As a microbial ecologist, Josh Neufeld studies microbial diversity in order to understand how microbial communities interact with each other within aquatic, terrestrial, and host-associated environments. Balancing basic and applied research, his research group also studies the nitrogen cycle in natural and engineered systems.
Dr. Marcel Pinheiro's focus is zoology of the invertebrates, primarily benthic invertebrates and those that carry out a parasitic lifestyle. His undergraduate teaching focuses on exposing students to the diversity of eukaryotes, both single- and multi-celled, and striving to provide students with the chance to encounter these organisms in the field. Further, Dr.
Michael Power carries out research in salmonid and northern fish ecology and is a world expert on Arctic charr (Salvelinus alpinus) and oxygen isotope otolith microchemistry.
Rebecca Rooney carries out research in wetland ecology and is a world expert on biomonitoring and wetland assessment.
David Rose carries out research in structural glycobiology with particular interest in enzymes associated with human health and disease. Recent work focuses on enzymes that take part in processing major components of the human diet.
Professor Mark R. Servos carries out research in the broad areas of Ecotoxicology and Integrated Water Resources Management.
Ralph E.H. Smith carries out research on water quality and food web function in lakes with special attention to primary producers (phytoplankton, attached algae), nutrients, and the environmental processes behind issues of current concern (lake anoxia, problem blooms, shoreline fouling, etc.).
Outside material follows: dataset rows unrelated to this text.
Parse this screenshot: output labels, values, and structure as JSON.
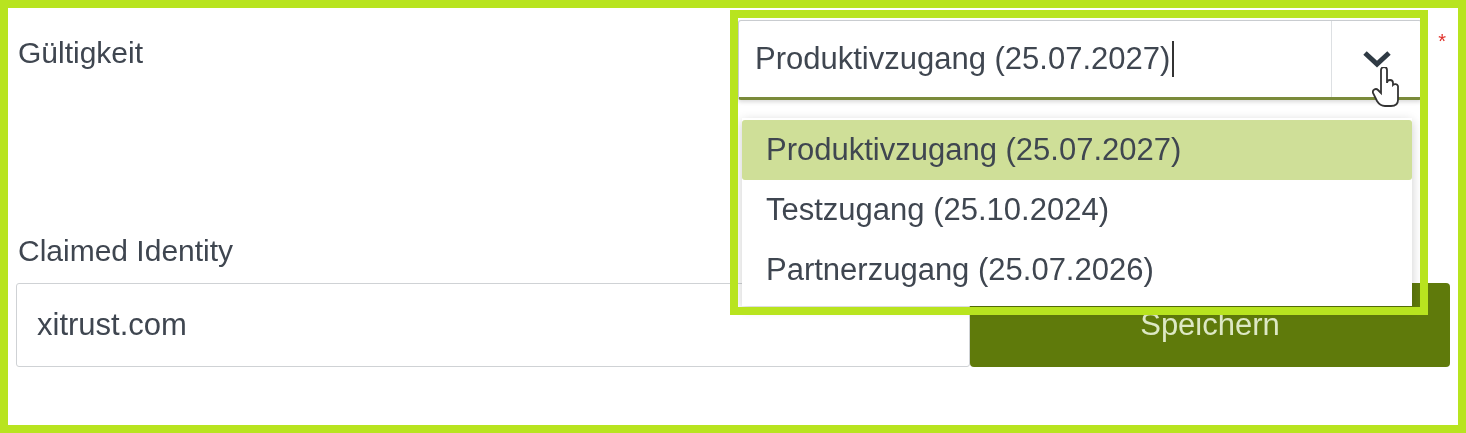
{
  "validity": {
    "label": "Gültigkeit",
    "required_mark": "*",
    "value": "Produktivzugang (25.07.2027)",
    "expanded": true,
    "options": [
      {
        "label": "Produktivzugang (25.07.2027)",
        "selected": true
      },
      {
        "label": "Testzugang (25.10.2024)",
        "selected": false
      },
      {
        "label": "Partnerzugang (25.07.2026)",
        "selected": false
      }
    ]
  },
  "claimed_identity": {
    "label": "Claimed Identity",
    "value": "xitrust.com"
  },
  "save_button": {
    "label": "Speichern"
  }
}
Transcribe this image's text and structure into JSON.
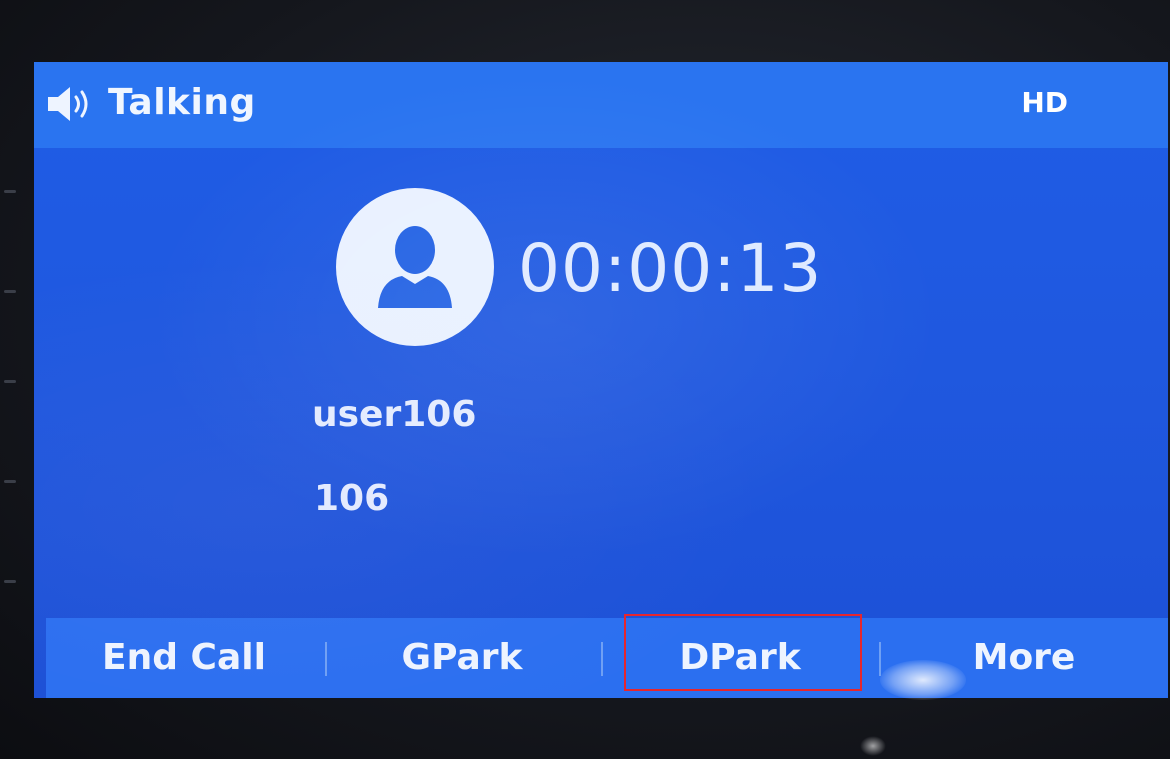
{
  "status_bar": {
    "icon": "speaker-icon",
    "title": "Talking",
    "badge": "HD"
  },
  "call": {
    "avatar_icon": "person-icon",
    "timer": "00:00:13",
    "caller_name": "user106",
    "caller_number": "106"
  },
  "softkeys": [
    {
      "label": "End Call"
    },
    {
      "label": "GPark"
    },
    {
      "label": "DPark"
    },
    {
      "label": "More"
    }
  ],
  "highlighted_softkey": "DPark",
  "colors": {
    "screen_bg": "#1f5de6",
    "bar_bg": "#2a74f0",
    "highlight": "#e6262e",
    "text": "#eef4ff"
  }
}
David Spafford carries out research on voltage-gated cation channels including calcium and sodium channels and NALCN. The channels regulate key functions in our body, including signaling and rhythmic activities in the brain and heart.
Applications of his research include developing new classes of drugs for treating epilepsy, cardiovascular disease and cancer.
Jonathan Witt carries out research in Molecular Ecology and Evolution and is a world expert on amphipod crustaceans.
Undergraduate Advisor (Environmental Science, Ecology)
Office: B2 252A
Phone: 519-888-4567, ext. 35951